**EXERCISE DETAILS**
Determine the number of lines in these entries that hold the word "JSON". Give the number and nothing more.

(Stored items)
════

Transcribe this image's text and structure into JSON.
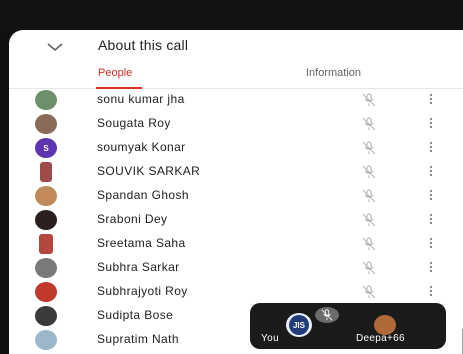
{
  "header": {
    "title": "About this call"
  },
  "tabs": [
    {
      "label": "People",
      "active": true
    },
    {
      "label": "Information",
      "active": false
    }
  ],
  "colors": {
    "accent": "#d93025",
    "text": "#202124",
    "muted": "#5f6368"
  },
  "participants": [
    {
      "name": "sonu kumar jha",
      "avatar": "photo",
      "mic": "mic-off-icon"
    },
    {
      "name": "Sougata Roy",
      "avatar": "photo",
      "mic": "mic-off-icon"
    },
    {
      "name": "soumyak Konar",
      "avatar": "initial",
      "initial": "S",
      "avatar_color": "#5e35b1",
      "mic": "mic-off-icon"
    },
    {
      "name": "SOUVIK SARKAR",
      "avatar": "photo",
      "mic": "mic-off-icon"
    },
    {
      "name": "Spandan Ghosh",
      "avatar": "photo",
      "mic": "mic-off-icon"
    },
    {
      "name": "Sraboni Dey",
      "avatar": "photo",
      "mic": "mic-off-icon"
    },
    {
      "name": "Sreetama Saha",
      "avatar": "photo",
      "mic": "mic-off-icon"
    },
    {
      "name": "Subhra Sarkar",
      "avatar": "photo",
      "mic": "mic-off-icon"
    },
    {
      "name": "Subhrajyoti Roy",
      "avatar": "photo",
      "mic": "mic-off-icon"
    },
    {
      "name": "Sudipta Bose",
      "avatar": "photo",
      "mic": "mic-off-icon"
    },
    {
      "name": "Supratim Nath",
      "avatar": "photo",
      "mic": "mic-off-icon"
    }
  ],
  "pip": {
    "self_label": "You",
    "other_label": "Deepa",
    "overflow_count": "+66",
    "self_logo_text": "JIS"
  }
}
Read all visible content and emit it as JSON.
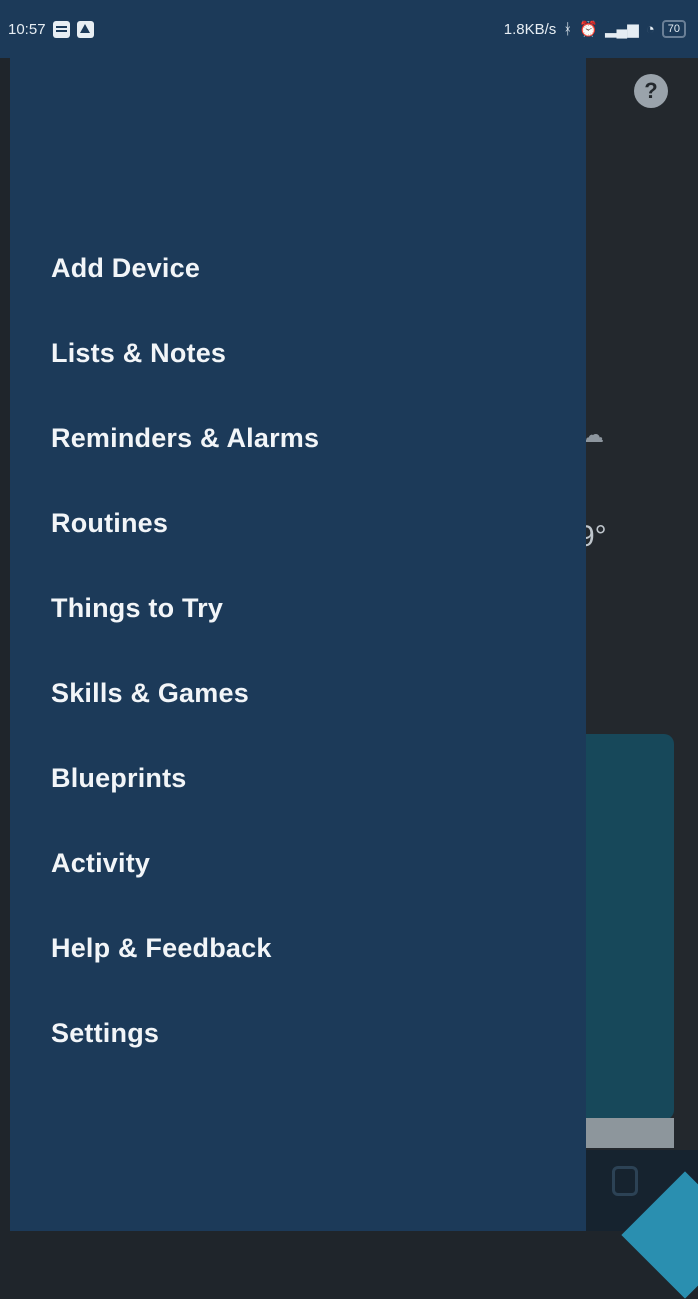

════

**RESULT BELOW**
2